Courtesy of The Associated Press

While it may be every teenage boy’s dream come true to have Hilary Swank as a homeroom English teacher, the students in Woodrow Wilson High School’s Room 203 didn’t see her that way.

“Freedom Writers” chronicles the true story of Erin Gruwell (Swank), an idealistic and naive young teacher who goes to work at a recently integrated Los Angeles high school. It’s 1994 and the city still reeks from the anger and hate that inflamed the 1992 Los Angeles race riots. Like so many of us, Erin wants to change the world. She plans to end racism one young delinquent at a time.

However, the kids soon give “Ms.. G” a reality check.

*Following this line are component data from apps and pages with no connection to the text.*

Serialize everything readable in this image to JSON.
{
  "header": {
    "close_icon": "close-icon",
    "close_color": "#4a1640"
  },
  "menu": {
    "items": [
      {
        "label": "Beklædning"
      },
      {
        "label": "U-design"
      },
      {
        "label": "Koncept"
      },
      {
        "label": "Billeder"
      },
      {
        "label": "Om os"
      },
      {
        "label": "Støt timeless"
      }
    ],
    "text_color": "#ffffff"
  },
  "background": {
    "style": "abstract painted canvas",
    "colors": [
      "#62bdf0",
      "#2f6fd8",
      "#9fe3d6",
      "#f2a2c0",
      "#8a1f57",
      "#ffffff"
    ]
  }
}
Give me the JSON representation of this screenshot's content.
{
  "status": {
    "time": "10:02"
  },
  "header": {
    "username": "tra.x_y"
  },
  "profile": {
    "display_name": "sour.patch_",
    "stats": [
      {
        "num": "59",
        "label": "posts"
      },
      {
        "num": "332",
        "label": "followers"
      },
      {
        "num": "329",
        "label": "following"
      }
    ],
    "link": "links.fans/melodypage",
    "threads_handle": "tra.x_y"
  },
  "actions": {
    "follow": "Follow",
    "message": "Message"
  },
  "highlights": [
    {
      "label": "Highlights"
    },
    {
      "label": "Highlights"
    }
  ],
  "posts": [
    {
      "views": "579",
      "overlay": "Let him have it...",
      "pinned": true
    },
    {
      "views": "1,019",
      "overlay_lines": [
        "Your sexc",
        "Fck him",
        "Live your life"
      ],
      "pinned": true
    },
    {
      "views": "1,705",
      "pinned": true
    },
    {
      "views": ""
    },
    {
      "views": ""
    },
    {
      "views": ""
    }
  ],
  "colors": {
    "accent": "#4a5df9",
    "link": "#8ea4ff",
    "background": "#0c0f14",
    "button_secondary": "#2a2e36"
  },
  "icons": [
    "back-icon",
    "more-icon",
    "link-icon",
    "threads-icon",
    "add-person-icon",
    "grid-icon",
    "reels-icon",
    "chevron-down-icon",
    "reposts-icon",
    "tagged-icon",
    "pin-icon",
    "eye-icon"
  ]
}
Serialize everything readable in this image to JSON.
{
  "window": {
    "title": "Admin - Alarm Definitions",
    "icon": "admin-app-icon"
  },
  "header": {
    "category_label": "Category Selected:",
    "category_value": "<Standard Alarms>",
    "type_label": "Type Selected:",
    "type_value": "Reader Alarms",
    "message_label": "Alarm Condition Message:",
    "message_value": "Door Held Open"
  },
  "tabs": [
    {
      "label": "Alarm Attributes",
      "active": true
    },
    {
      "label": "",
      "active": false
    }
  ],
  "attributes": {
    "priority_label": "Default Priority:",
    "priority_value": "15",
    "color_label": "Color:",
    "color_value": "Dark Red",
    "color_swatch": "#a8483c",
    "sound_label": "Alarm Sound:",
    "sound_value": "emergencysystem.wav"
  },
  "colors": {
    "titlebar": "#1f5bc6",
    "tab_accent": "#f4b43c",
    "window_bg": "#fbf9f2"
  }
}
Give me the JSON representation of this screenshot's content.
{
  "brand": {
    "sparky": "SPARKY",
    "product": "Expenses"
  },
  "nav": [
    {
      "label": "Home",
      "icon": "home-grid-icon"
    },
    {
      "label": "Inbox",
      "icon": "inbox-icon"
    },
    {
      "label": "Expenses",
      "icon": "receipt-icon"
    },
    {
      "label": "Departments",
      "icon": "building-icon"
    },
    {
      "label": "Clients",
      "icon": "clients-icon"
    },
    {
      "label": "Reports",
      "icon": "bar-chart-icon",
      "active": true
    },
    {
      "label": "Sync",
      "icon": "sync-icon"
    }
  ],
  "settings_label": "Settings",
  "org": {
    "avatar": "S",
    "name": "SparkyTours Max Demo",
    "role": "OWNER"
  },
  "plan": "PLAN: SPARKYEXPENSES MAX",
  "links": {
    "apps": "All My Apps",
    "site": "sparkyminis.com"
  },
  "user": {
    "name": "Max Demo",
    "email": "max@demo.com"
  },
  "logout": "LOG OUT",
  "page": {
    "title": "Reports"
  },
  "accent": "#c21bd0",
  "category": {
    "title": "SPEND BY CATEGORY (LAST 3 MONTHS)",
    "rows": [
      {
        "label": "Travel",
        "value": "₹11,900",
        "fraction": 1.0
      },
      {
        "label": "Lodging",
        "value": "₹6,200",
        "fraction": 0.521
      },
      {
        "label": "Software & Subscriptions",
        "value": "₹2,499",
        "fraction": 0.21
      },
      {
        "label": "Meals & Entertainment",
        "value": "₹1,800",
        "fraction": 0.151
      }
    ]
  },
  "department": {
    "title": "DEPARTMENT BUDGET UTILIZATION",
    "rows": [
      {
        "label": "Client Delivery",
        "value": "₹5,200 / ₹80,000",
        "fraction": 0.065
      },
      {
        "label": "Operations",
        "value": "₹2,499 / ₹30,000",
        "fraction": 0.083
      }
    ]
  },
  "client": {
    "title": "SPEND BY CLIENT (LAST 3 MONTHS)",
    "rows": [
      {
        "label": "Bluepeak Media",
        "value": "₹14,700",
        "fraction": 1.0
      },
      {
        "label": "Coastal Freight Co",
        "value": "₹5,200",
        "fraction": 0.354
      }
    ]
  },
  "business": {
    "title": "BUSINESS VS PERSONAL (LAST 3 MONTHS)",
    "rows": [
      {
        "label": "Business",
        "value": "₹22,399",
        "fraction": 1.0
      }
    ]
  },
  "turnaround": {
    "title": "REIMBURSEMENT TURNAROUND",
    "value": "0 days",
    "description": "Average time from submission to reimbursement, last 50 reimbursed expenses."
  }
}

After the first day, Erin realizes the seriousness of the problems she has to tackle. Resolving issues with race, prejudice, domestic abuse and gang violence aren’t as simple as she thought. While she attempts to teach her students about Homer and Shakespeare during the day, the kids go home at night dodging bullets and dealing drugs.

The students hate each other both in and outside the classroom. Many of the freshmen she teaches have served jail time, been shot at, and most have lost friends to the gang violence that dominates their lives (except for the token white kid).

When two of her students witness a race-related murder, Erin decides it’s time to take action to stop the madness. By introducing her students to The Diary of Anne Frank and urging them to keep journals about their lives and struggles, Erin begins to break down the barriers.

Director Richard LaGravenese’s production is raw and a little unfinished. Most of the actors who play students were chosen for their real-life connection to the issues faced in the film. The movie doesn’t have the glitz of sophisticated cutting and editing, (looking like the relatively low-budget film that it is); but, in the end, that raw edge gives it heart-wrenching reality.

Superficially, this movie looks a whole lot like the last classroom drama you’ve seen. (Remember Criminal Minds and Light It Up?) This one’s different. It packs a powerful punch that rings true, even for Northern Kentuckians. As Erin challenges her students, the movie challenges its viewers to take another look at the racial problems that underlie many of society’s violence problems.

For two hours, I felt like the lone white kid in that class who grew up sheltered by the few miles that separated me from the inner city and the ghetto. This movie, more than any race and gender course, helped me to understand, sympathize and relate with people who live and function in a completely different world.